Powered by NewsLook.com
Raw: Rocket Launches Into Space With Cargo Ship

Raw: Rocket Launches Into Space With Cargo Ship

AP (July 30, 2014) Arianespace launched a rocket Tuesday from French Guiana carrying a robotic cargo ship to deliver provisions to the International Space Station. (July 30) Video provided by AP
Powered by NewsLook.com
In Virginia, the Rise of a New Space Coast

In Virginia, the Rise of a New Space Coast

AP (July 30, 2014) Every summer, tourists make the pilgrimage to Chincoteague Island, Va. to see wild ponies cross the Assateague Channel. But, it's the rockets sending to supplies to the International Space Station that are making this a year-round destination. (July 30) Video provided by AP
Powered by NewsLook.com
Russia Saves Gecko Sex Satellite, Media Has Some Fun With It

Russia Saves Gecko Sex Satellite, Media Has Some Fun With It

Newsy (July 27, 2014) The satellite is back under ground control after a tense few days, but with a gecko sex experiment on board, the media just couldn't help themselves. Video provided by Newsy
Powered by NewsLook.com

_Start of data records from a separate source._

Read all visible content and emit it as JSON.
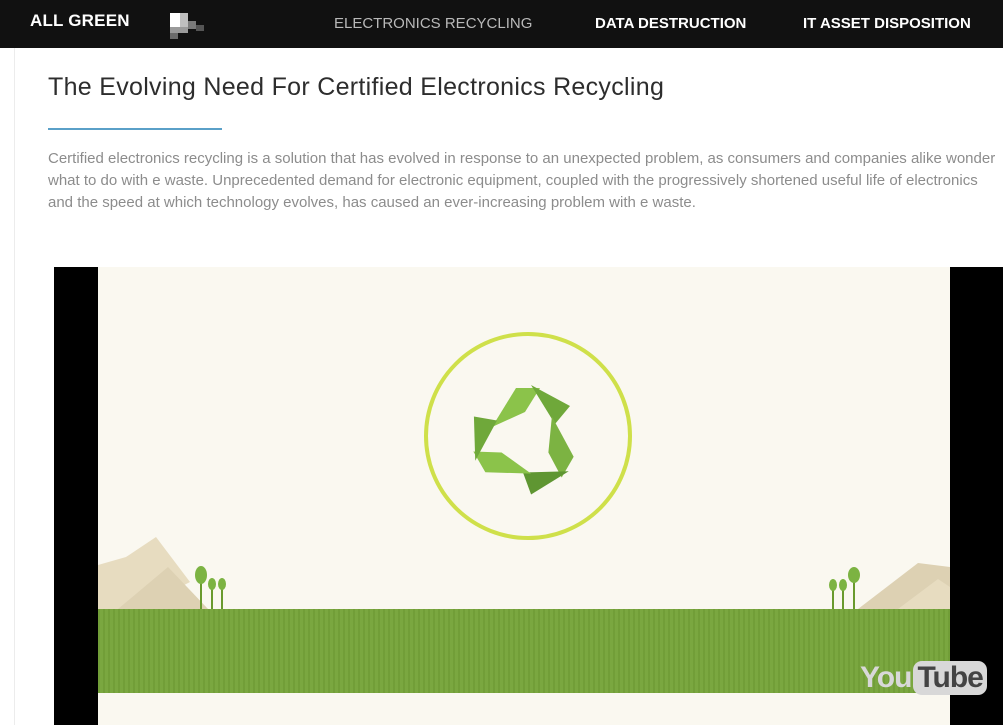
{
  "header": {
    "logo_text": "ALL GREEN",
    "nav": [
      {
        "label": "ELECTRONICS RECYCLING",
        "active": true
      },
      {
        "label": "DATA DESTRUCTION",
        "active": false
      },
      {
        "label": "IT ASSET DISPOSITION",
        "active": false
      }
    ]
  },
  "article": {
    "title": "The Evolving Need For Certified Electronics Recycling",
    "intro": "Certified electronics recycling is a solution that has evolved in response to an unexpected problem, as consumers and companies alike wonder what to do with e waste. Unprecedented demand for electronic equipment, coupled with the progressively shortened useful life of electronics and the speed at which technology evolves, has caused an ever-increasing problem with e waste."
  },
  "video": {
    "icon": "recycle-icon",
    "watermark_left": "You",
    "watermark_right": "Tube"
  },
  "colors": {
    "accent_rule": "#5aa0c8",
    "grass": "#76a43a",
    "recycle_green": "#7cb342",
    "circle": "#cfe04a"
  }
}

Search ScienceDaily

Number of stories in archives: 140,361

Find with keyword(s):
Enter a keyword or phrase to search ScienceDaily for related topics and research stories.

Save/Print:
Share:

Breaking News:
from the past week

In Other News

... from NewsDaily.com

Science News

Health News

Environment News

Technology News



Save/Print:
Share:

Free Subscriptions


Get the latest science news with ScienceDaily's free email newsletters, updated daily and weekly. Or view hourly updated newsfeeds in your RSS reader:

Get Social & Mobile


Keep up to date with the latest news from ScienceDaily via social networks and mobile apps:

Have Feedback?


Tell us what you think of ScienceDaily -- we welcome both positive and negative comments. Have any problems using the site? Questions?
Mobile: iPhone Android Web
Follow: Facebook Twitter Google+
Subscribe: RSS Feeds Email Newsletters
Latest Headlines Health & Medicine Mind & Brain Space & Time Matter & Energy Computers & Math Plants & Animals Earth & Climate Fossils & Ruins